The problem
How many lines in the records below hold the word "text"? Answer with the number alone.
%%
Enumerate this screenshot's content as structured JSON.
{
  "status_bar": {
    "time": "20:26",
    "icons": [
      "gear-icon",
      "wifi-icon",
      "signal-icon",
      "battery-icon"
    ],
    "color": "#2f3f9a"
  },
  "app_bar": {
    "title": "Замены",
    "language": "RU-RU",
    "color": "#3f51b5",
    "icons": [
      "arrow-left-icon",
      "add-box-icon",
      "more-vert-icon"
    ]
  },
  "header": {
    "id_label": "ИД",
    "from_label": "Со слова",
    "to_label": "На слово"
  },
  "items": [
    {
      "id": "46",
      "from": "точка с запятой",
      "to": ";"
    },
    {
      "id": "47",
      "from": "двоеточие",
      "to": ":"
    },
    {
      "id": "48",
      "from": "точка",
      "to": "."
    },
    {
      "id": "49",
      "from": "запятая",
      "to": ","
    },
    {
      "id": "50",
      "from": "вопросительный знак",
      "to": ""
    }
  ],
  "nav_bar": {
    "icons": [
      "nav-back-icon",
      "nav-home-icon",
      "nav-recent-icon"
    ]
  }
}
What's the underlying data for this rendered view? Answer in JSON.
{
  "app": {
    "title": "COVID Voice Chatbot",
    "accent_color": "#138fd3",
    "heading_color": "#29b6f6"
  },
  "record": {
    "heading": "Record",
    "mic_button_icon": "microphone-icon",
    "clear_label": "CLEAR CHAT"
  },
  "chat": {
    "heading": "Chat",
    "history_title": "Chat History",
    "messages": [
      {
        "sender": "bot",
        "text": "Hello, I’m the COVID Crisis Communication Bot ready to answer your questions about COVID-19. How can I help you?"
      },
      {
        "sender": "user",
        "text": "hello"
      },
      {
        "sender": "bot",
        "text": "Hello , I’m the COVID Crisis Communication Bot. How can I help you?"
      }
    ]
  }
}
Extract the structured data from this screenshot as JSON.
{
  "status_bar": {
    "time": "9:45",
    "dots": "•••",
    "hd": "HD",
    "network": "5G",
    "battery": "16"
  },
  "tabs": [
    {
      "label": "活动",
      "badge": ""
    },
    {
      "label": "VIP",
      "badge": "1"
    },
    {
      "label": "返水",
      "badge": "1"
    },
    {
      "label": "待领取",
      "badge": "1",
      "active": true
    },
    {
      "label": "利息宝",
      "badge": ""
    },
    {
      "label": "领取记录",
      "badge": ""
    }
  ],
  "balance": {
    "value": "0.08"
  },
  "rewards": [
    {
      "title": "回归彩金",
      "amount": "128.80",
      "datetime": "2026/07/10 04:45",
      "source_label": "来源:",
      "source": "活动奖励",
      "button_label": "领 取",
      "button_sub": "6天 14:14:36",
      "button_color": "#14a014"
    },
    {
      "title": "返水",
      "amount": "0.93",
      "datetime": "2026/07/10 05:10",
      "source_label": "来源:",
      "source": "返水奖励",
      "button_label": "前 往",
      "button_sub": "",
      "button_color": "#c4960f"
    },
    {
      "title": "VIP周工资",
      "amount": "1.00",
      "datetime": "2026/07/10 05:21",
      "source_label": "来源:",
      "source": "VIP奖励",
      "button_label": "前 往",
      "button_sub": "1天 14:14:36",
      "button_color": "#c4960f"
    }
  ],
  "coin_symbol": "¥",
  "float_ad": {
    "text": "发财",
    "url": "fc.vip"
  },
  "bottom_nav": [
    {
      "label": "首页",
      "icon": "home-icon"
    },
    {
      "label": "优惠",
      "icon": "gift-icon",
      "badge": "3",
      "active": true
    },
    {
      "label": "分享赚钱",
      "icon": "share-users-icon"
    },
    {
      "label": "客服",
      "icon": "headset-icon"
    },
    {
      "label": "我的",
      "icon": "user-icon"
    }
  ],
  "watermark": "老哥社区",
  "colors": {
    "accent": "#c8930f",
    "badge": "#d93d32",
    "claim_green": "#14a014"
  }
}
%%
Exercise solution
4